There is a National Council of State Housing Agencies (NCSHA) active in Washington D.C. to keep the issue of affordable housing high on the government’s list of national priorities. Housing Finance Agencies and NCSHA (http://www.ncsha.org) can help you. Go to their website to find your own state housing agency, and then contact that agency to learn about current first-time homebuyer programs.

Housing Redevelopment Offices

In addition to state housing finance agencies, contact the Housing and Redevelopment Office in your state, county, or city. Members of the National Association of Housing and Redevelopment Officials (NAHRO) (http://www.nahro.org) champion the cause of adequate and affordable housing for all Americans – especially those with low and moderate incomes.

Be mindful that state housing agencies and redevelopment offices across the country can use lots of different names. One might be called a “Housing Finance Agency,” as is the case with the Vermont Housing Finance Agency, while another one is dubbed a “Housing Development Authority,” as is true of the Virginia Housing Development Authority. Any agency with the name “Home” “Housing,” “Community Development,” “Mortgage Finance” – or similar words – is a good place to inquire about home-buyer assistance programs.

County Programs

You’ll have to do a bit of homework to track down county-initiated or county-sponsored home-ownership programs that can help you as prepare to go from renting to owning. To make your job easier, though, here are two organizations you can contact to locate county housing initiatives in your area:

•    The National Association of Counties; visit their website at: http://www.naco.org. Click on “About Counties” then click “Find Counties” to locate a county of interest.

•    The National Association for County Community and Economic Development; visit their website at: http://www.nacced.org and click on “County Websites” to find links to certain member counties, as well as cities and other development agencies near you.

Finally, To learn more about other potential grant money, visit: Downpaymentsolutions.com It’s one of the single-best resources I’ve come across to help buyers, sellers, lenders, and others learn about down payment assistance programs via charities.

Scroll to Top

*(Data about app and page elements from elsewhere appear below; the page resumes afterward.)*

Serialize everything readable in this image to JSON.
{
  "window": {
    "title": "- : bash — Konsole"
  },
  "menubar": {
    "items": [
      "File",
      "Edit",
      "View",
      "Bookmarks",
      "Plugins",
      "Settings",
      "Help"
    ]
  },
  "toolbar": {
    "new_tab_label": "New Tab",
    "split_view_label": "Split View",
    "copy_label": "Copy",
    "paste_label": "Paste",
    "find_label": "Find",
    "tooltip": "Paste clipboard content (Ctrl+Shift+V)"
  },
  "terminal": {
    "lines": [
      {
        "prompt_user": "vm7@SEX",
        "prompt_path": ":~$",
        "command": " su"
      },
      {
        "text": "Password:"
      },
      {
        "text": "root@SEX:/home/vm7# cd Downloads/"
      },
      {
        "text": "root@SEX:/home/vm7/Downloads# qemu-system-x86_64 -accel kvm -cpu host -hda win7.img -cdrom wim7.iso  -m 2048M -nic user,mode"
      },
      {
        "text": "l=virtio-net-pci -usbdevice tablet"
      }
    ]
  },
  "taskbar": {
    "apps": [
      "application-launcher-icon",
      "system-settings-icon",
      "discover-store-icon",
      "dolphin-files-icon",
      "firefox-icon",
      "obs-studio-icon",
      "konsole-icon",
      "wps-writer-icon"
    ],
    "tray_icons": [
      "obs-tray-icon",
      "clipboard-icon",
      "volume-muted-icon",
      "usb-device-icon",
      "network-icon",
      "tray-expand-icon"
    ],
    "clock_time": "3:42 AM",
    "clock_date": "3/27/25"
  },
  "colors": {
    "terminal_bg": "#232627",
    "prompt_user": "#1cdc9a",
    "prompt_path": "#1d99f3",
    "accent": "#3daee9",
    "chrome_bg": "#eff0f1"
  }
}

Stay Informed with Our Exclusive Newsletter!

Subscribe to our newsletter and never miss out on the latest updates, exclusive offers, and insightful articles.

We respect your privacy!